#### WHAT YOU NEED TO DO:
Once you have read the entries, copy all of them exactly.

#### SUPPLIED RECORDS:
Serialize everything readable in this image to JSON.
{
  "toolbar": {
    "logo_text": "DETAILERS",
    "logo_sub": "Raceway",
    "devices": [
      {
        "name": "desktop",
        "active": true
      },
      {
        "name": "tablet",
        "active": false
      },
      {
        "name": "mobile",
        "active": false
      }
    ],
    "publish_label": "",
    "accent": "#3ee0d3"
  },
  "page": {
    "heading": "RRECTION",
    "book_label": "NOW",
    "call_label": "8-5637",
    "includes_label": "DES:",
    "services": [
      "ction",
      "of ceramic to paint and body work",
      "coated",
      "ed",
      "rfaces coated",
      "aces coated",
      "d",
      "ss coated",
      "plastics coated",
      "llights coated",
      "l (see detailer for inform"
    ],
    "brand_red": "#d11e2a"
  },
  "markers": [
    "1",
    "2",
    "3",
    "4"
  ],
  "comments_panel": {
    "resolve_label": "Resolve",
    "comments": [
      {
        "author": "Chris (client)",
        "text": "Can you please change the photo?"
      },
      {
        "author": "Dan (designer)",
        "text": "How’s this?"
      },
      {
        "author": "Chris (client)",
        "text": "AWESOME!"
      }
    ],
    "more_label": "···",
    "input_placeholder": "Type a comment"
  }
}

#### ANSWER BOX:
Serialize everything readable in this image to JSON.
{
  "toolbar": {
    "logo_text": "DETAILERS",
    "logo_sub": "Raceway",
    "devices": [
      {
        "name": "desktop",
        "active": true
      },
      {
        "name": "tablet",
        "active": false
      },
      {
        "name": "mobile",
        "active": false
      }
    ],
    "publish_label": "",
    "accent": "#3ee0d3"
  },
  "page": {
    "heading": "RRECTION",
    "book_label": "NOW",
    "call_label": "8-5637",
    "includes_label": "DES:",
    "services": [
      "ction",
      "of ceramic to paint and body work",
      "coated",
      "ed",
      "rfaces coated",
      "aces coated",
      "d",
      "ss coated",
      "plastics coated",
      "llights coated",
      "l (see detailer for inform"
    ],
    "brand_red": "#d11e2a"
  },
  "markers": [
    "1",
    "2",
    "3",
    "4"
  ],
  "comments_panel": {
    "resolve_label": "Resolve",
    "comments": [
      {
        "author": "Chris (client)",
        "text": "Can you please change the photo?"
      },
      {
        "author": "Dan (designer)",
        "text": "How’s this?"
      },
      {
        "author": "Chris (client)",
        "text": "AWESOME!"
      }
    ],
    "more_label": "···",
    "input_placeholder": "Type a comment"
  }
}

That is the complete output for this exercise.